- _EXERCISE INSTRUCTIONS_
The answer is to be one number: the count of lines in this listing that have the string "suzuki".

- _STUDY MATERIAL_
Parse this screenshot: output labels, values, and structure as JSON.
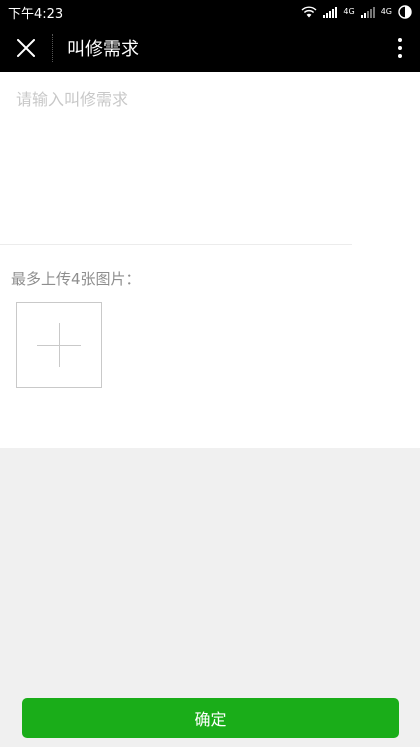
{
  "status_bar": {
    "time": "下午4:23",
    "net_label_1": "4G",
    "net_label_2": "4G"
  },
  "nav": {
    "title": "叫修需求"
  },
  "form": {
    "demand_placeholder": "请输入叫修需求",
    "demand_value": "",
    "upload_label": "最多上传4张图片："
  },
  "footer": {
    "confirm_label": "确定"
  },
  "colors": {
    "nav_bg": "#000000",
    "primary": "#1aad19",
    "page_bg": "#f0f0f0",
    "placeholder": "#c8c8c8"
  },
  "icons": {
    "close": "close-icon",
    "more": "more-vertical-icon",
    "add_image": "plus-icon"
  }
}
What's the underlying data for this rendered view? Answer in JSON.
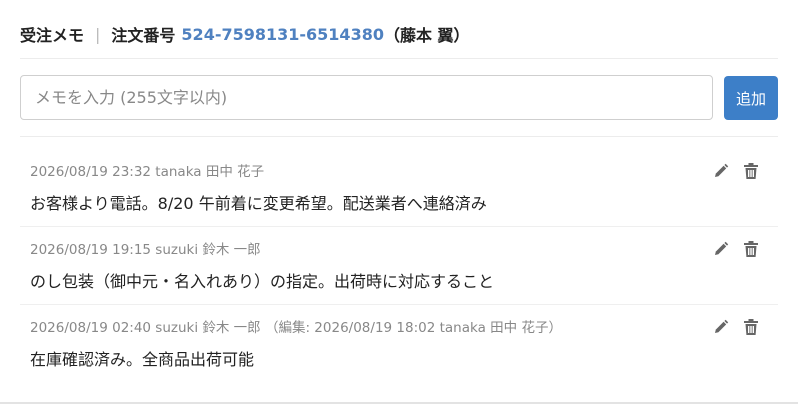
{
  "header": {
    "title": "受注メモ",
    "separator": "|",
    "order_label": "注文番号",
    "order_number": "524-7598131-6514380",
    "customer": "（藤本 翼）"
  },
  "memo_input": {
    "placeholder": "メモを入力 (255文字以内)",
    "value": ""
  },
  "add_button": {
    "label": "追加"
  },
  "memos": [
    {
      "meta": "2026/08/19 23:32 tanaka 田中 花子",
      "text": "お客様より電話。8/20 午前着に変更希望。配送業者へ連絡済み"
    },
    {
      "meta": "2026/08/19 19:15 suzuki 鈴木 一郎",
      "text": "のし包装（御中元・名入れあり）の指定。出荷時に対応すること"
    },
    {
      "meta": "2026/08/19 02:40 suzuki 鈴木 一郎 （編集: 2026/08/19 18:02 tanaka 田中 花子）",
      "text": "在庫確認済み。全商品出荷可能"
    }
  ],
  "icons": {
    "edit": "pencil-icon",
    "delete": "trash-icon"
  },
  "colors": {
    "accent": "#3d7fc8",
    "order_number": "#4f81c0",
    "meta_text": "#888888",
    "icon": "#666666"
  }
}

- _RESPONSE BELOW_
2